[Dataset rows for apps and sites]
-- Opening Marker --
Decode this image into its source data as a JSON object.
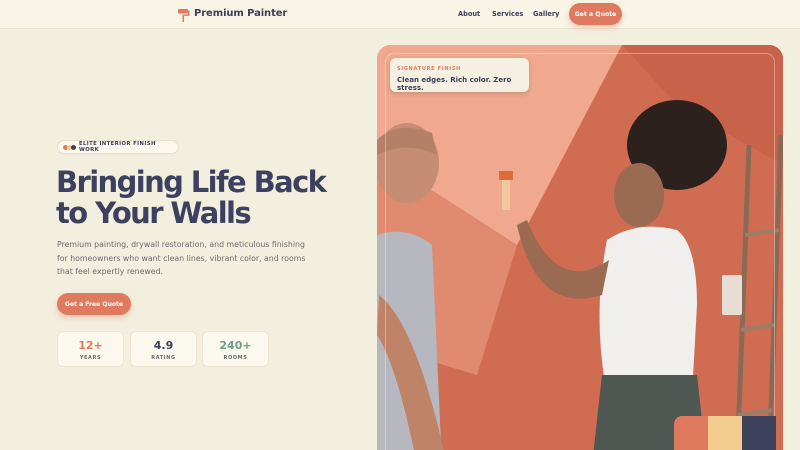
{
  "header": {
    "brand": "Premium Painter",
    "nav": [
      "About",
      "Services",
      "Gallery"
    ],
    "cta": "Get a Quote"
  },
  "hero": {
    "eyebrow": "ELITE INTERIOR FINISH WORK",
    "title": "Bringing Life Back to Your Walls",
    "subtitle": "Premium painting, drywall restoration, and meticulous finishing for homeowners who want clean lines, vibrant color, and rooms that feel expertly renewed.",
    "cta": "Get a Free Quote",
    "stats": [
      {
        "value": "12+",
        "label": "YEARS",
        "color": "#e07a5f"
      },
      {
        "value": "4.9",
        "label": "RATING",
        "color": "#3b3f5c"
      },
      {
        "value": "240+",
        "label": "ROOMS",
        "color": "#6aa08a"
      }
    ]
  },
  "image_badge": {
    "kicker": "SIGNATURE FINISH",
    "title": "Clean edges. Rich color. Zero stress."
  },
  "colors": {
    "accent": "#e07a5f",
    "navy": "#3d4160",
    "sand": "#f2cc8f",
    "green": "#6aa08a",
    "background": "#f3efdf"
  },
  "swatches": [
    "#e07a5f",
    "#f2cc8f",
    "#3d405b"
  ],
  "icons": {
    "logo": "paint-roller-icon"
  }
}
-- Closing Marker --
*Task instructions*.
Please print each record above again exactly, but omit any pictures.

*Result of the exercise*.
Decode this image into its source data as a JSON object.
{
  "header": {
    "brand": "Premium Painter",
    "nav": [
      "About",
      "Services",
      "Gallery"
    ],
    "cta": "Get a Quote"
  },
  "hero": {
    "eyebrow": "ELITE INTERIOR FINISH WORK",
    "title": "Bringing Life Back to Your Walls",
    "subtitle": "Premium painting, drywall restoration, and meticulous finishing for homeowners who want clean lines, vibrant color, and rooms that feel expertly renewed.",
    "cta": "Get a Free Quote",
    "stats": [
      {
        "value": "12+",
        "label": "YEARS",
        "color": "#e07a5f"
      },
      {
        "value": "4.9",
        "label": "RATING",
        "color": "#3b3f5c"
      },
      {
        "value": "240+",
        "label": "ROOMS",
        "color": "#6aa08a"
      }
    ]
  },
  "image_badge": {
    "kicker": "SIGNATURE FINISH",
    "title": "Clean edges. Rich color. Zero stress."
  },
  "colors": {
    "accent": "#e07a5f",
    "navy": "#3d4160",
    "sand": "#f2cc8f",
    "green": "#6aa08a",
    "background": "#f3efdf"
  },
  "swatches": [
    "#e07a5f",
    "#f2cc8f",
    "#3d405b"
  ],
  "icons": {
    "logo": "paint-roller-icon"
  }
}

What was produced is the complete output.